→ EXERCISE PROMPT
"below" is the word to look for; copy each line of the listing where it occurs.

- - - -

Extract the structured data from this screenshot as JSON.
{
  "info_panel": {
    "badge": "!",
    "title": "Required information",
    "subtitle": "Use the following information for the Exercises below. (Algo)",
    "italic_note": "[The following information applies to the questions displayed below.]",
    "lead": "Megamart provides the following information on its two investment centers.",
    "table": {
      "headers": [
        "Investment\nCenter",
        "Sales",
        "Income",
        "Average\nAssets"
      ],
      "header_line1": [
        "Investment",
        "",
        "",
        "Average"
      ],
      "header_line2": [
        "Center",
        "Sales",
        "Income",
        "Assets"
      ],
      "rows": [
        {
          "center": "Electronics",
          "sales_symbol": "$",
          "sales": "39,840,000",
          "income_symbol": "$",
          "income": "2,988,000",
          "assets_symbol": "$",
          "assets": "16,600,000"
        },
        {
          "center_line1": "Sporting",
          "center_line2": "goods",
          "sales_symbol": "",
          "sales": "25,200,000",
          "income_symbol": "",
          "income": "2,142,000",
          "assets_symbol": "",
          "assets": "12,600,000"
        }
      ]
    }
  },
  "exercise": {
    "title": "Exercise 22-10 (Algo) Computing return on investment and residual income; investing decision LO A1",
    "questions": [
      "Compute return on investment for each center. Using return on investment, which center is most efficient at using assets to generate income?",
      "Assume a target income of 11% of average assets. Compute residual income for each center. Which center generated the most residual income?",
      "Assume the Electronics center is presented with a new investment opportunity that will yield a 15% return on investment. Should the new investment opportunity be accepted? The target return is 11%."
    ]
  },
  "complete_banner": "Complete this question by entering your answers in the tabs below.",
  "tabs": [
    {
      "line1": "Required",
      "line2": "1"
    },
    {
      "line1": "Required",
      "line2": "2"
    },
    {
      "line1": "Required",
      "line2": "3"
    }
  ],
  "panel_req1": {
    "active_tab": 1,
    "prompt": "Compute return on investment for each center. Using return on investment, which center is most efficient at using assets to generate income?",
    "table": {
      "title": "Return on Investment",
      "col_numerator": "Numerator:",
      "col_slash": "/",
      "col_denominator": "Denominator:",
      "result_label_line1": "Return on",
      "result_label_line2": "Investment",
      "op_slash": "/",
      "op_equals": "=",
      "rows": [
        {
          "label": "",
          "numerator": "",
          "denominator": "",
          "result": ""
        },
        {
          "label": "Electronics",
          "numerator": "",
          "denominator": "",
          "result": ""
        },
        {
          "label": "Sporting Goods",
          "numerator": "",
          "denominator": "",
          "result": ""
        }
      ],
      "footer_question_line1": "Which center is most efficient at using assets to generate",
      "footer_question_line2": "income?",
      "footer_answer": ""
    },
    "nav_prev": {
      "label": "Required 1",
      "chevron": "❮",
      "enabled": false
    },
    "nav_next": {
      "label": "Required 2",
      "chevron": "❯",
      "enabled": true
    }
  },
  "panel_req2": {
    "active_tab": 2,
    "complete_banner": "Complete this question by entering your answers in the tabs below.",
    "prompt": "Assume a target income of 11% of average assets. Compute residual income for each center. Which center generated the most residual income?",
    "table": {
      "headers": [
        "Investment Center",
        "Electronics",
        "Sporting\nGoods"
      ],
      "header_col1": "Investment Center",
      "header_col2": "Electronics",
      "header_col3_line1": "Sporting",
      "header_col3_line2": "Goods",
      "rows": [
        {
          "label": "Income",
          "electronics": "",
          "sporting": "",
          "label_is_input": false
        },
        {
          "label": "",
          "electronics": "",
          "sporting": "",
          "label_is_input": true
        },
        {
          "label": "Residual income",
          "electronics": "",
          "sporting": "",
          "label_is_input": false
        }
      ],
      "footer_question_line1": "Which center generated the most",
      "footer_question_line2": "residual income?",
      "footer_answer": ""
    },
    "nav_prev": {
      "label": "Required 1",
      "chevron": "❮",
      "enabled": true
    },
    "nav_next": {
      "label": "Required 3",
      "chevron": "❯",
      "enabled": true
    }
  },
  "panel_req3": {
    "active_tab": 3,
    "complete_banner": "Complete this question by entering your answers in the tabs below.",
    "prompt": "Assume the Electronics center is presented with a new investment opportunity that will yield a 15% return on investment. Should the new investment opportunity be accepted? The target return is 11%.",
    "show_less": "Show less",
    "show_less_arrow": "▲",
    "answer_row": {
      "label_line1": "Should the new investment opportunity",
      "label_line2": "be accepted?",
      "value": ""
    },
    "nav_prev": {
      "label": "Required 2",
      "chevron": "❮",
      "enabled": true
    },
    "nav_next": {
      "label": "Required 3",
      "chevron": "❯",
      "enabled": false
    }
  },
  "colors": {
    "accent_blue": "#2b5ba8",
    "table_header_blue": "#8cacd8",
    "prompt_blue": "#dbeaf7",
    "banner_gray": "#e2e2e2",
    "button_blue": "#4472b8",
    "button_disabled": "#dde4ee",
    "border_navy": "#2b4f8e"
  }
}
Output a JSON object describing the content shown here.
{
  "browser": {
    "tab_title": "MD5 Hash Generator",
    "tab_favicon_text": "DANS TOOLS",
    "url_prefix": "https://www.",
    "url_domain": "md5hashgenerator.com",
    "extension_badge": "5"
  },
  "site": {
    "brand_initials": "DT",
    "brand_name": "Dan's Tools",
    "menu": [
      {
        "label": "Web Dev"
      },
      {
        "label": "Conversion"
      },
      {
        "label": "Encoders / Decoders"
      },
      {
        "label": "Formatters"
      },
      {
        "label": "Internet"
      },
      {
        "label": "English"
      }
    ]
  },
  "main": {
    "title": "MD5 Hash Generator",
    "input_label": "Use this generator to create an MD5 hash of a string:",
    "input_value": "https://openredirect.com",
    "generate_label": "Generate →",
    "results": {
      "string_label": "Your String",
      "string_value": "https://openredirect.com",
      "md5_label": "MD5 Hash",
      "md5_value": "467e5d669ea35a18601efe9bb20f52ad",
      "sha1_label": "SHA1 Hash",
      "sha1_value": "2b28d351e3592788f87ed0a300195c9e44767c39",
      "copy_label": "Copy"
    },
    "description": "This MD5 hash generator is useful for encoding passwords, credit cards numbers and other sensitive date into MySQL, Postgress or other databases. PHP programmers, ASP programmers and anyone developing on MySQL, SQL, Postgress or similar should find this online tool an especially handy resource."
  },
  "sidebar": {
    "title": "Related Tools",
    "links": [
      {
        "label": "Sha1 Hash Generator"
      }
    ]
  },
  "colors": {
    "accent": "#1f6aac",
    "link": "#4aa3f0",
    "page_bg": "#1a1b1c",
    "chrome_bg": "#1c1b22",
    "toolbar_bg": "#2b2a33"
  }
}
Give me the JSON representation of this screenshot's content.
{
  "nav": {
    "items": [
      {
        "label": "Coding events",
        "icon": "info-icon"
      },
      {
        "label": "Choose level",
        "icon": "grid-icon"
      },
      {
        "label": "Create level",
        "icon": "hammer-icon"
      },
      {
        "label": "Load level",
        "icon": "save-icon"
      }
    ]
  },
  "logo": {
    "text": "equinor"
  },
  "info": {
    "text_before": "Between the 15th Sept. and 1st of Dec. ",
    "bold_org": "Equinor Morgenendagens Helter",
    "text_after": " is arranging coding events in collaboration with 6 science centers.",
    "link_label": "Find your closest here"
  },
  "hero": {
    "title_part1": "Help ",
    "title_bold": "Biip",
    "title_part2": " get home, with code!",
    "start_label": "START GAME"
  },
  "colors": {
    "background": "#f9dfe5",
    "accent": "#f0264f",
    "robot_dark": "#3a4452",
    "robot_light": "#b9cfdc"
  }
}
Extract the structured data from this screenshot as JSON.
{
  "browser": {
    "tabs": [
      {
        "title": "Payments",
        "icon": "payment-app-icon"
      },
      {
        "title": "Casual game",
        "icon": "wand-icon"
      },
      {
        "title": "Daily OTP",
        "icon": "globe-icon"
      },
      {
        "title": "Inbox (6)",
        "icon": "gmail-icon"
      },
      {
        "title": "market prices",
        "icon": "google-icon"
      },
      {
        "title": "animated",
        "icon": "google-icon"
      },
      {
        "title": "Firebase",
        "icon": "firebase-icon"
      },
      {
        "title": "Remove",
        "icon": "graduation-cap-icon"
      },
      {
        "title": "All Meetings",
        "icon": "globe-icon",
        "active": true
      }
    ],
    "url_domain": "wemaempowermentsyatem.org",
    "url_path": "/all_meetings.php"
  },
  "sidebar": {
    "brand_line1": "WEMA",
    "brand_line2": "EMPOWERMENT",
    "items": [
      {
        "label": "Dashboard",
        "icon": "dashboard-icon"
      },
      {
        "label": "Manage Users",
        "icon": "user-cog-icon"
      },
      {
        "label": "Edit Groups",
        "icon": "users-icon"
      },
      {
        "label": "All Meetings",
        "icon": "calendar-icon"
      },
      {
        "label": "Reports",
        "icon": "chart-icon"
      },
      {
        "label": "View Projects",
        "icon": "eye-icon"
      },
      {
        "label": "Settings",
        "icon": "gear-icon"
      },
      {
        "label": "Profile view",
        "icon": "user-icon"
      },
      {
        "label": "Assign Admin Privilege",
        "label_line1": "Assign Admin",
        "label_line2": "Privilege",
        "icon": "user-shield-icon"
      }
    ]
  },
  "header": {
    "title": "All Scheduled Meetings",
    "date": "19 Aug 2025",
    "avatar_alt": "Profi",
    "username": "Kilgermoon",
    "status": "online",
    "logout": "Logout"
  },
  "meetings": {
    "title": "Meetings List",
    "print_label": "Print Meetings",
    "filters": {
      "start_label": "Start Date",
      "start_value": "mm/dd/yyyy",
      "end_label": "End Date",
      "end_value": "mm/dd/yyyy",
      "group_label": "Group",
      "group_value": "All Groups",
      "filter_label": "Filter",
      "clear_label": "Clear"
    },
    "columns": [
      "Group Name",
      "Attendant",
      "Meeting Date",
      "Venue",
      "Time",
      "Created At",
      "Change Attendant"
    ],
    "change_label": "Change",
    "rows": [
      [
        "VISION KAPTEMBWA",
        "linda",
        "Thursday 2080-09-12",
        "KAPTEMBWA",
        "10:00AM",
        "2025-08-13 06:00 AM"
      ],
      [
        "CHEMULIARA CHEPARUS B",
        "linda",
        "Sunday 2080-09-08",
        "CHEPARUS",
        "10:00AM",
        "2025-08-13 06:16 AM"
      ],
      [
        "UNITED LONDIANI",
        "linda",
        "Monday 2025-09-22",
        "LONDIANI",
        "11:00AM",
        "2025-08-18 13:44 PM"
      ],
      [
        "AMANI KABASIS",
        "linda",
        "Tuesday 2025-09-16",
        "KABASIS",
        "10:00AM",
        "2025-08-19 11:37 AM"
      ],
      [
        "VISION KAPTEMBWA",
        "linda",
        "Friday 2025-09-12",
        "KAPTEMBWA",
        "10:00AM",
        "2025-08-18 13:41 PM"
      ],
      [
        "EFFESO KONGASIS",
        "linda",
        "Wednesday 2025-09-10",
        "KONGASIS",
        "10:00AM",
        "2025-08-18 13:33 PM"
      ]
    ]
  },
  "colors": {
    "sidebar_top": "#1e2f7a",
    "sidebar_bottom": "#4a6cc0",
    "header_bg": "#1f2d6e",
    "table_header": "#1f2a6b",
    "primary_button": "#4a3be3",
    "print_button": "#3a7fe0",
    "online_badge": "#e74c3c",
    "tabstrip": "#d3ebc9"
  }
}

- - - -

→ RESULT FOR THIS EXERCISE
    "subtitle": "Use the following information for the Exercises below. (Algo)",
    "italic_note": "[The following information applies to the questions displayed below.]",
  "complete_banner": "Complete this question by entering your answers in the tabs below.",
    "complete_banner": "Complete this question by entering your answers in the tabs below.",
    "complete_banner": "Complete this question by entering your answers in the tabs below.",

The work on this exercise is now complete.